This is why we need to start looking at values and meaning. In order to do that we need to create a new conceptual framework because if we continue to drift we are going to be food for the mechanical not just in the external world but, more importantly, in our inner world. Machines are not the “monster” they are only that if we decide to drop out of the picture. The way human beings looked at the world, the stories and myths, the religions, spiritual traditions are inadequate for our situation. I wish that were not the case. I would like nothing more than focus on the Sacred Heart of Jesus and just forget about all the contradictions and insanity within the Christian religion. I would like nothing more than imagine that science has an answer to everything and the being from some other dimension I saw was just a hallucination (whatever that is) based on some chemical problem in my brain for those few moments. I wish my studies, conversations encounters with mystics, shamans, believers in various religions and so on had led me to some single conclusion easily encapsulated withing a simple conceptual framework. And, of course I wish I could figure all this out by myself like so many great philosophers tried to do and obviously failed. Why did they fail? Because they missed what we are discovering together–that we are parts of a network, that we are partners with all kinds of organisms, that we are enmeshed in the web of life.
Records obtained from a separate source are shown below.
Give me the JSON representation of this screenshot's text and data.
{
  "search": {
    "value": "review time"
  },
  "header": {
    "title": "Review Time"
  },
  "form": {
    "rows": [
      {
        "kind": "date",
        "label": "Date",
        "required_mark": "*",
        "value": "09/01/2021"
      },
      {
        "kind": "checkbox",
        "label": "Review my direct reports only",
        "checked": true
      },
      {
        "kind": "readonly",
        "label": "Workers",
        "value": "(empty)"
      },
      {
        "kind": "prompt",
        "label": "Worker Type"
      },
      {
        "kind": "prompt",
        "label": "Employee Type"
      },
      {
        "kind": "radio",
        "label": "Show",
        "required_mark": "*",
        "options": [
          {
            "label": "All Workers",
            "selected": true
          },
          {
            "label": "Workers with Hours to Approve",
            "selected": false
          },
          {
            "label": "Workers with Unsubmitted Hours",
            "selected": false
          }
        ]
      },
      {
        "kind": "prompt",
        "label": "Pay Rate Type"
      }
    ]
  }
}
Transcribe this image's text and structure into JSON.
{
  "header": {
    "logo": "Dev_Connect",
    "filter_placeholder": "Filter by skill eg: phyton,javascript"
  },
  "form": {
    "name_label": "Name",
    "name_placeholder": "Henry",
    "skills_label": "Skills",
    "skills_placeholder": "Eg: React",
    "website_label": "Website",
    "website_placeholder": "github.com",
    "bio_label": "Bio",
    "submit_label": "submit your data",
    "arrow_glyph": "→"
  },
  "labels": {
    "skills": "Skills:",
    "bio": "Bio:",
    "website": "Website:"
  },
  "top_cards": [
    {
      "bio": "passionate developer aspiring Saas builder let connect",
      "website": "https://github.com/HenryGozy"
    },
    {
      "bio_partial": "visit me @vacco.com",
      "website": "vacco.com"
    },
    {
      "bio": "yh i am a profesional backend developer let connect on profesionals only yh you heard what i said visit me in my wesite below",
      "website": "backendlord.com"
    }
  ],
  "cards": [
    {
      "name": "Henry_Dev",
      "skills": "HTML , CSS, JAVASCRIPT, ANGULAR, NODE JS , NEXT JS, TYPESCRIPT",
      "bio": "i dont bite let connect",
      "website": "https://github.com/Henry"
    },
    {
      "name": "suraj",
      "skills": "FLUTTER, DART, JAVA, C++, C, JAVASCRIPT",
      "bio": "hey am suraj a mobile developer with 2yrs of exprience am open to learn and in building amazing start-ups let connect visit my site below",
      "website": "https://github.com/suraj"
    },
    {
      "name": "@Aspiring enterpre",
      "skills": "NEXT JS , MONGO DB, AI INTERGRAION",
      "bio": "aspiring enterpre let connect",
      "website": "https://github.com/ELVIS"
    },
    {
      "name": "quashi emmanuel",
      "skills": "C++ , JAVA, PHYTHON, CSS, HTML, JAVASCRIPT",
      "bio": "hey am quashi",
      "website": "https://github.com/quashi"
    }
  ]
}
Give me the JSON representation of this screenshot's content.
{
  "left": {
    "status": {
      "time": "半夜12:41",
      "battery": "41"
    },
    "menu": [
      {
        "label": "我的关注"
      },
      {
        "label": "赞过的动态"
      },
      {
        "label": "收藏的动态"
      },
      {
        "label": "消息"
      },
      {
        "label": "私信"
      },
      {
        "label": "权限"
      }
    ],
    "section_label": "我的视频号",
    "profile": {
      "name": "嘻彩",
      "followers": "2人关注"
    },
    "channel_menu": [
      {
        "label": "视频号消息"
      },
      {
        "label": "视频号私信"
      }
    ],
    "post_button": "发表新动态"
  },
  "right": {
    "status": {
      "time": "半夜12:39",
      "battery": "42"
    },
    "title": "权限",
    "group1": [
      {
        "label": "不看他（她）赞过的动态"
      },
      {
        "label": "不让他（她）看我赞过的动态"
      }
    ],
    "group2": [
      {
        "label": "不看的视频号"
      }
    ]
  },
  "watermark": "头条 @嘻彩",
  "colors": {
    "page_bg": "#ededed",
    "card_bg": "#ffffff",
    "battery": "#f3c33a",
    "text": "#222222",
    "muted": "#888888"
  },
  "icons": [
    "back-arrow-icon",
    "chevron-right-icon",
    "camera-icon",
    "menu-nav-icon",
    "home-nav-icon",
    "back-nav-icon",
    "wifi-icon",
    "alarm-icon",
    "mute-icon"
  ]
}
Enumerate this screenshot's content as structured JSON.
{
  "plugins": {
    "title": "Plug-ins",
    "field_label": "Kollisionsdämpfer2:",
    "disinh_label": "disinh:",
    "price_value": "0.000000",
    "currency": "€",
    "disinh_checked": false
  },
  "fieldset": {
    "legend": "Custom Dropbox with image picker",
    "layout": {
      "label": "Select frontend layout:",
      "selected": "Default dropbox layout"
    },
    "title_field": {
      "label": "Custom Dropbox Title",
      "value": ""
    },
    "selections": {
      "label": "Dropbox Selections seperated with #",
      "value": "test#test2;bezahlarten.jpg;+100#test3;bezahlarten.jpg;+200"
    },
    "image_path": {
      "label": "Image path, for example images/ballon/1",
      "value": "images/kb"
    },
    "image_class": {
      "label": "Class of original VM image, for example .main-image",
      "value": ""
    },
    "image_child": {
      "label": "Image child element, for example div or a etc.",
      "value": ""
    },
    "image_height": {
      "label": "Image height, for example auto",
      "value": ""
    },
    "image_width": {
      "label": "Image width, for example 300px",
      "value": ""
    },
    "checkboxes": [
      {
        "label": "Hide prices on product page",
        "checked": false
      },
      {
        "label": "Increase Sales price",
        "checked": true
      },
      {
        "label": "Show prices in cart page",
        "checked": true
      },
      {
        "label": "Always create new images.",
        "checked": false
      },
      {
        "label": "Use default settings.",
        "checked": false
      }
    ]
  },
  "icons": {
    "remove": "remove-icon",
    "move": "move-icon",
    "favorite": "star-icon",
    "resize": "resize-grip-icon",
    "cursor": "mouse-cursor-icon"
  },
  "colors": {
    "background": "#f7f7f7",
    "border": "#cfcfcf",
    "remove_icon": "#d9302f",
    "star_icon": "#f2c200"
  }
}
Clearly, we each have to establish a framework within which to operate that is more solid than the ones we are living in. That will be the subject of my next post.